## Assignment
Word for word, restate every record, though not the pictures.
☆ ☆ ☆ ☆ ☆
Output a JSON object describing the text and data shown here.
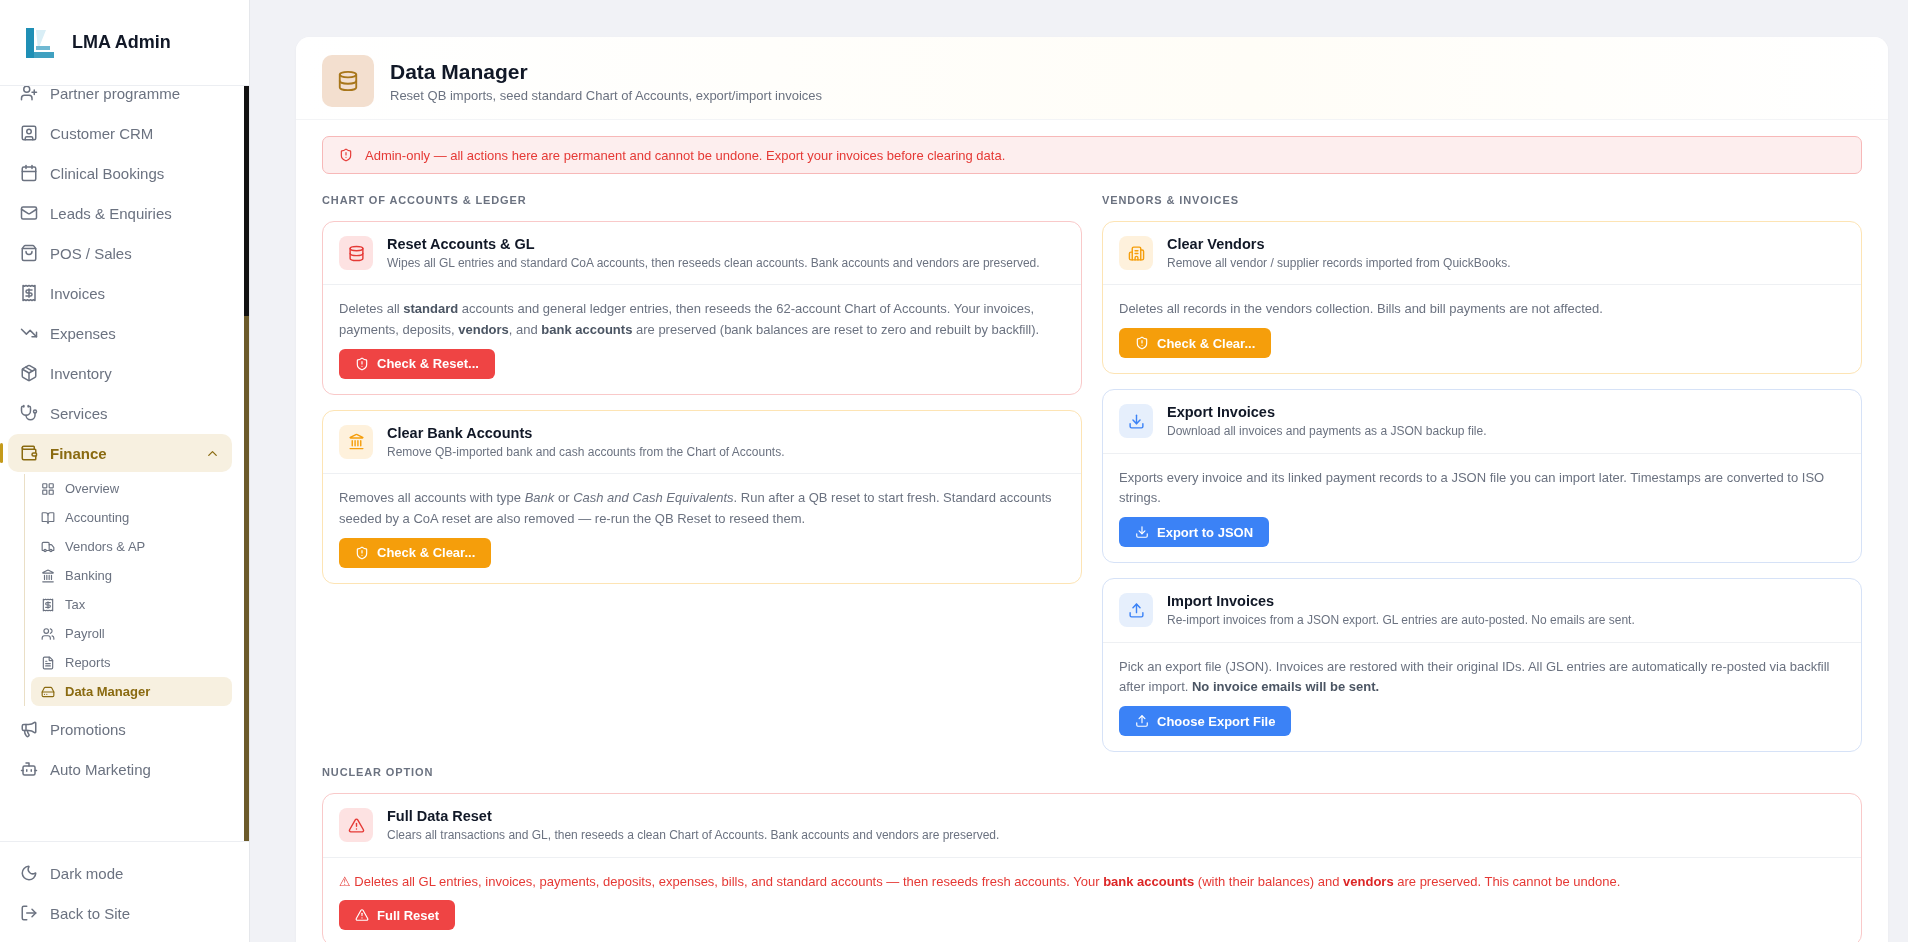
{
  "sidebar": {
    "brand": "LMA Admin",
    "items": [
      {
        "label": "Partner programme",
        "selected": false
      },
      {
        "label": "Customer CRM",
        "selected": false
      },
      {
        "label": "Clinical Bookings",
        "selected": false
      },
      {
        "label": "Leads & Enquiries",
        "selected": false
      },
      {
        "label": "POS / Sales",
        "selected": false
      },
      {
        "label": "Invoices",
        "selected": false
      },
      {
        "label": "Expenses",
        "selected": false
      },
      {
        "label": "Inventory",
        "selected": false
      },
      {
        "label": "Services",
        "selected": false
      },
      {
        "label": "Finance",
        "selected": true,
        "expanded": true,
        "children": [
          {
            "label": "Overview",
            "selected": false
          },
          {
            "label": "Accounting",
            "selected": false
          },
          {
            "label": "Vendors & AP",
            "selected": false
          },
          {
            "label": "Banking",
            "selected": false
          },
          {
            "label": "Tax",
            "selected": false
          },
          {
            "label": "Payroll",
            "selected": false
          },
          {
            "label": "Reports",
            "selected": false
          },
          {
            "label": "Data Manager",
            "selected": true
          }
        ]
      },
      {
        "label": "Promotions",
        "selected": false
      },
      {
        "label": "Auto Marketing",
        "selected": false
      }
    ],
    "footer": [
      "Dark mode",
      "Back to Site"
    ]
  },
  "header": {
    "title": "Data Manager",
    "subtitle": "Reset QB imports, seed standard Chart of Accounts, export/import invoices"
  },
  "alert": "Admin-only — all actions here are permanent and cannot be undone. Export your invoices before clearing data.",
  "sections": [
    {
      "heading": "CHART OF ACCOUNTS & LEDGER",
      "cards": [
        {
          "kind": "reset",
          "title": "Reset Accounts & GL",
          "subtitle": "Wipes all GL entries and standard CoA accounts, then reseeds clean accounts. Bank accounts and vendors are preserved.",
          "body": "Deletes all **standard** accounts and general ledger entries, then reseeds the 62-account Chart of Accounts. Your invoices, payments, deposits, **vendors**, and **bank accounts** are preserved (bank balances are reset to zero and rebuilt by backfill).",
          "button": "Check & Reset..."
        },
        {
          "kind": "bank",
          "title": "Clear Bank Accounts",
          "subtitle": "Remove QB-imported bank and cash accounts from the Chart of Accounts.",
          "body": "Removes all accounts with type *Bank* or *Cash and Cash Equivalents*. Run after a QB reset to start fresh. Standard accounts seeded by a CoA reset are also removed — re-run the QB Reset to reseed them.",
          "button": "Check & Clear..."
        }
      ]
    },
    {
      "heading": "VENDORS & INVOICES",
      "cards": [
        {
          "kind": "vendors",
          "title": "Clear Vendors",
          "subtitle": "Remove all vendor / supplier records imported from QuickBooks.",
          "body": "Deletes all records in the vendors collection. Bills and bill payments are not affected.",
          "button": "Check & Clear..."
        },
        {
          "kind": "export",
          "title": "Export Invoices",
          "subtitle": "Download all invoices and payments as a JSON backup file.",
          "body": "Exports every invoice and its linked payment records to a JSON file you can import later. Timestamps are converted to ISO strings.",
          "button": "Export to JSON"
        },
        {
          "kind": "import",
          "title": "Import Invoices",
          "subtitle": "Re-import invoices from a JSON export. GL entries are auto-posted. No emails are sent.",
          "body": "Pick an export file (JSON). Invoices are restored with their original IDs. All GL entries are automatically re-posted via backfill after import. **No invoice emails will be sent.**",
          "button": "Choose Export File"
        }
      ]
    },
    {
      "heading": "NUCLEAR OPTION",
      "cards": [
        {
          "kind": "nuclear",
          "title": "Full Data Reset",
          "subtitle": "Clears all transactions and GL, then reseeds a clean Chart of Accounts. Bank accounts and vendors are preserved.",
          "body": "⚠ Deletes all GL entries, invoices, payments, deposits, expenses, bills, and standard accounts — then reseeds fresh accounts. Your **bank accounts** (with their balances) and **vendors** are preserved. This cannot be undone.",
          "button": "Full Reset"
        }
      ]
    }
  ]
}
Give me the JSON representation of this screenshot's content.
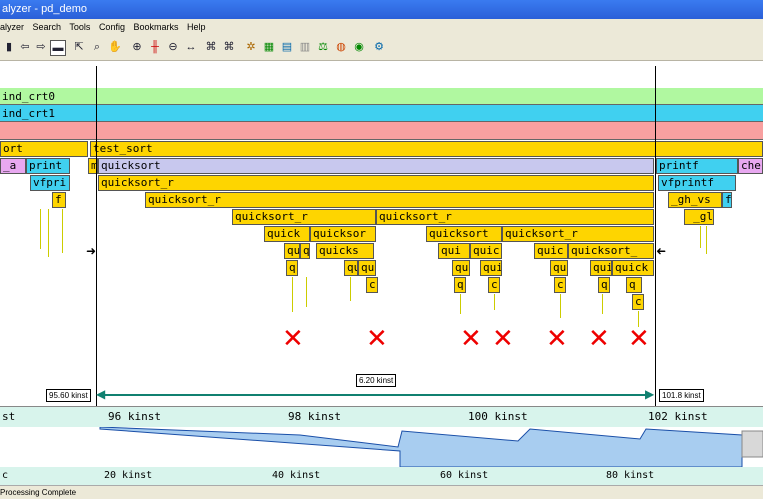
{
  "window": {
    "title": "alyzer - pd_demo"
  },
  "menu": [
    "alyzer",
    "Search",
    "Tools",
    "Config",
    "Bookmarks",
    "Help"
  ],
  "toolbar_icons": [
    "open-icon",
    "back-icon",
    "forward-icon",
    "zoom-fit-icon",
    "select-icon",
    "zoom-icon",
    "hand-icon",
    "zoom-in-icon",
    "marker-icon",
    "zoom-out-icon",
    "range-icon",
    "find-icon",
    "find-next-icon",
    "filter-icon",
    "stats-icon",
    "histogram-icon",
    "chart-icon",
    "scale-icon",
    "color-icon",
    "palette-icon",
    "settings-icon"
  ],
  "rows": {
    "row1": "ind_crt0",
    "row2": "ind_crt1"
  },
  "calls": {
    "sort": "ort",
    "test_sort": "test_sort",
    "a_": "_a",
    "print": "print",
    "m": "m",
    "quicksort": "quicksort",
    "quicksort_r_1": "quicksort_r",
    "quicksort_r_2": "quicksort_r",
    "quicksort_r_3": "quicksort_r",
    "quicksort_r_4": "quicksort_r",
    "vfpri": "vfpri",
    "f": "f",
    "quick_a": "quick",
    "quicksor": "quicksor",
    "quicksort_b": "quicksort",
    "quicksort_r_5": "quicksort_r",
    "quicks": "quicks",
    "qui1": "qui",
    "quic1": "quic",
    "quic2": "quic",
    "quicksort_c": "quicksort_",
    "qu1": "qu",
    "q1": "q",
    "qu2": "qu",
    "qu3": "qu",
    "qui2": "qui",
    "qu4": "qu",
    "qu5": "qu",
    "qui3": "qui",
    "quick2": "quick",
    "q2": "q",
    "c1": "c",
    "c2": "c",
    "c3": "c",
    "q3": "q",
    "q4": "q",
    "q5": "q",
    "c4": "c",
    "printf": "printf",
    "che": "che",
    "vfprintf": "vfprintf",
    "gh_vs": "_gh_vs",
    "f2": "f",
    "gl": "_gl"
  },
  "markers": {
    "left_time": "95.60 kinst",
    "range": "6.20 kinst",
    "right_time": "101.8 kinst"
  },
  "axis_top": [
    "st",
    "96 kinst",
    "98 kinst",
    "100 kinst",
    "102 kinst"
  ],
  "axis_bottom": [
    "c",
    "20 kinst",
    "40 kinst",
    "60 kinst",
    "80 kinst"
  ],
  "status": "Processing Complete",
  "colors": {
    "call": "#fed500",
    "row_green": "#b0f8a0",
    "row_cyan": "#40d0f0",
    "row_pink": "#f8a0a0",
    "error": "#e00000"
  }
}
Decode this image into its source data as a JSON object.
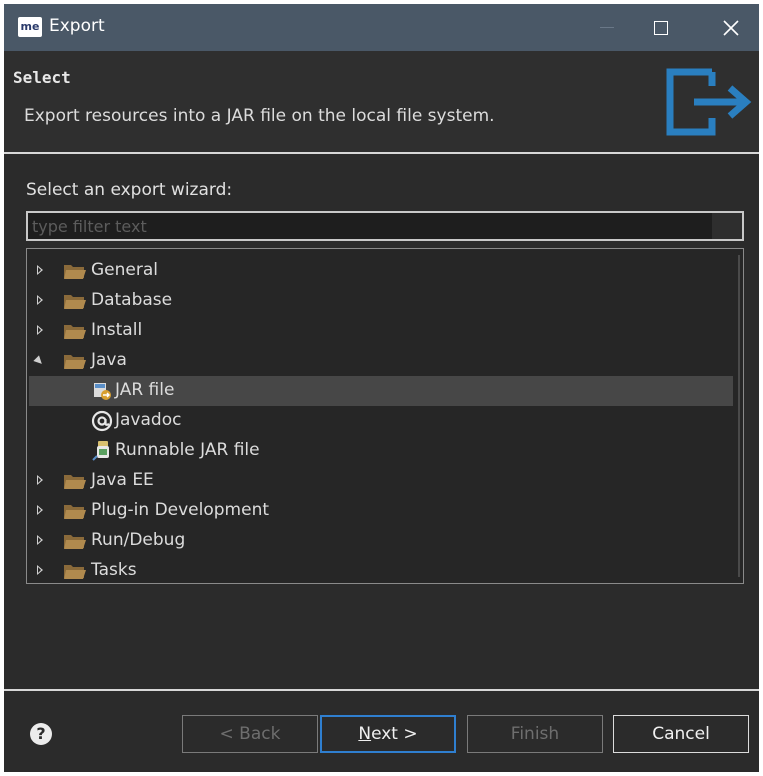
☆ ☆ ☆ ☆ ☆
## Worked solution
Output a JSON object describing the text and data shown here.
{
  "sidebar": {
    "brand": "LMA Admin",
    "items": [
      {
        "label": "Partner programme",
        "selected": false
      },
      {
        "label": "Customer CRM",
        "selected": false
      },
      {
        "label": "Clinical Bookings",
        "selected": false
      },
      {
        "label": "Leads & Enquiries",
        "selected": false
      },
      {
        "label": "POS / Sales",
        "selected": false
      },
      {
        "label": "Invoices",
        "selected": false
      },
      {
        "label": "Expenses",
        "selected": false
      },
      {
        "label": "Inventory",
        "selected": false
      },
      {
        "label": "Services",
        "selected": false
      },
      {
        "label": "Finance",
        "selected": true,
        "expanded": true,
        "children": [
          {
            "label": "Overview",
            "selected": false
          },
          {
            "label": "Accounting",
            "selected": false
          },
          {
            "label": "Vendors & AP",
            "selected": false
          },
          {
            "label": "Banking",
            "selected": false
          },
          {
            "label": "Tax",
            "selected": false
          },
          {
            "label": "Payroll",
            "selected": false
          },
          {
            "label": "Reports",
            "selected": false
          },
          {
            "label": "Data Manager",
            "selected": true
          }
        ]
      },
      {
        "label": "Promotions",
        "selected": false
      },
      {
        "label": "Auto Marketing",
        "selected": false
      }
    ],
    "footer": [
      "Dark mode",
      "Back to Site"
    ]
  },
  "header": {
    "title": "Data Manager",
    "subtitle": "Reset QB imports, seed standard Chart of Accounts, export/import invoices"
  },
  "alert": "Admin-only — all actions here are permanent and cannot be undone. Export your invoices before clearing data.",
  "sections": [
    {
      "heading": "CHART OF ACCOUNTS & LEDGER",
      "cards": [
        {
          "kind": "reset",
          "title": "Reset Accounts & GL",
          "subtitle": "Wipes all GL entries and standard CoA accounts, then reseeds clean accounts. Bank accounts and vendors are preserved.",
          "body": "Deletes all **standard** accounts and general ledger entries, then reseeds the 62-account Chart of Accounts. Your invoices, payments, deposits, **vendors**, and **bank accounts** are preserved (bank balances are reset to zero and rebuilt by backfill).",
          "button": "Check & Reset..."
        },
        {
          "kind": "bank",
          "title": "Clear Bank Accounts",
          "subtitle": "Remove QB-imported bank and cash accounts from the Chart of Accounts.",
          "body": "Removes all accounts with type *Bank* or *Cash and Cash Equivalents*. Run after a QB reset to start fresh. Standard accounts seeded by a CoA reset are also removed — re-run the QB Reset to reseed them.",
          "button": "Check & Clear..."
        }
      ]
    },
    {
      "heading": "VENDORS & INVOICES",
      "cards": [
        {
          "kind": "vendors",
          "title": "Clear Vendors",
          "subtitle": "Remove all vendor / supplier records imported from QuickBooks.",
          "body": "Deletes all records in the vendors collection. Bills and bill payments are not affected.",
          "button": "Check & Clear..."
        },
        {
          "kind": "export",
          "title": "Export Invoices",
          "subtitle": "Download all invoices and payments as a JSON backup file.",
          "body": "Exports every invoice and its linked payment records to a JSON file you can import later. Timestamps are converted to ISO strings.",
          "button": "Export to JSON"
        },
        {
          "kind": "import",
          "title": "Import Invoices",
          "subtitle": "Re-import invoices from a JSON export. GL entries are auto-posted. No emails are sent.",
          "body": "Pick an export file (JSON). Invoices are restored with their original IDs. All GL entries are automatically re-posted via backfill after import. **No invoice emails will be sent.**",
          "button": "Choose Export File"
        }
      ]
    },
    {
      "heading": "NUCLEAR OPTION",
      "cards": [
        {
          "kind": "nuclear",
          "title": "Full Data Reset",
          "subtitle": "Clears all transactions and GL, then reseeds a clean Chart of Accounts. Bank accounts and vendors are preserved.",
          "body": "⚠ Deletes all GL entries, invoices, payments, deposits, expenses, bills, and standard accounts — then reseeds fresh accounts. Your **bank accounts** (with their balances) and **vendors** are preserved. This cannot be undone.",
          "button": "Full Reset"
        }
      ]
    }
  ]
}
Give me the JSON representation of this screenshot's content.
{
  "window": {
    "title": "alyzer - pd_demo"
  },
  "menu": [
    "alyzer",
    "Search",
    "Tools",
    "Config",
    "Bookmarks",
    "Help"
  ],
  "toolbar_icons": [
    "open-icon",
    "back-icon",
    "forward-icon",
    "zoom-fit-icon",
    "select-icon",
    "zoom-icon",
    "hand-icon",
    "zoom-in-icon",
    "marker-icon",
    "zoom-out-icon",
    "range-icon",
    "find-icon",
    "find-next-icon",
    "filter-icon",
    "stats-icon",
    "histogram-icon",
    "chart-icon",
    "scale-icon",
    "color-icon",
    "palette-icon",
    "settings-icon"
  ],
  "rows": {
    "row1": "ind_crt0",
    "row2": "ind_crt1"
  },
  "calls": {
    "sort": "ort",
    "test_sort": "test_sort",
    "a_": "_a",
    "print": "print",
    "m": "m",
    "quicksort": "quicksort",
    "quicksort_r_1": "quicksort_r",
    "quicksort_r_2": "quicksort_r",
    "quicksort_r_3": "quicksort_r",
    "quicksort_r_4": "quicksort_r",
    "vfpri": "vfpri",
    "f": "f",
    "quick_a": "quick",
    "quicksor": "quicksor",
    "quicksort_b": "quicksort",
    "quicksort_r_5": "quicksort_r",
    "quicks": "quicks",
    "qui1": "qui",
    "quic1": "quic",
    "quic2": "quic",
    "quicksort_c": "quicksort_",
    "qu1": "qu",
    "q1": "q",
    "qu2": "qu",
    "qu3": "qu",
    "qui2": "qui",
    "qu4": "qu",
    "qu5": "qu",
    "qui3": "qui",
    "quick2": "quick",
    "q2": "q",
    "c1": "c",
    "c2": "c",
    "c3": "c",
    "q3": "q",
    "q4": "q",
    "q5": "q",
    "c4": "c",
    "printf": "printf",
    "che": "che",
    "vfprintf": "vfprintf",
    "gh_vs": "_gh_vs",
    "f2": "f",
    "gl": "_gl"
  },
  "markers": {
    "left_time": "95.60 kinst",
    "range": "6.20 kinst",
    "right_time": "101.8 kinst"
  },
  "axis_top": [
    "st",
    "96 kinst",
    "98 kinst",
    "100 kinst",
    "102 kinst"
  ],
  "axis_bottom": [
    "c",
    "20 kinst",
    "40 kinst",
    "60 kinst",
    "80 kinst"
  ],
  "status": "Processing Complete",
  "colors": {
    "call": "#fed500",
    "row_green": "#b0f8a0",
    "row_cyan": "#40d0f0",
    "row_pink": "#f8a0a0",
    "error": "#e00000"
  }
}
Decode this image into its source data as a JSON object.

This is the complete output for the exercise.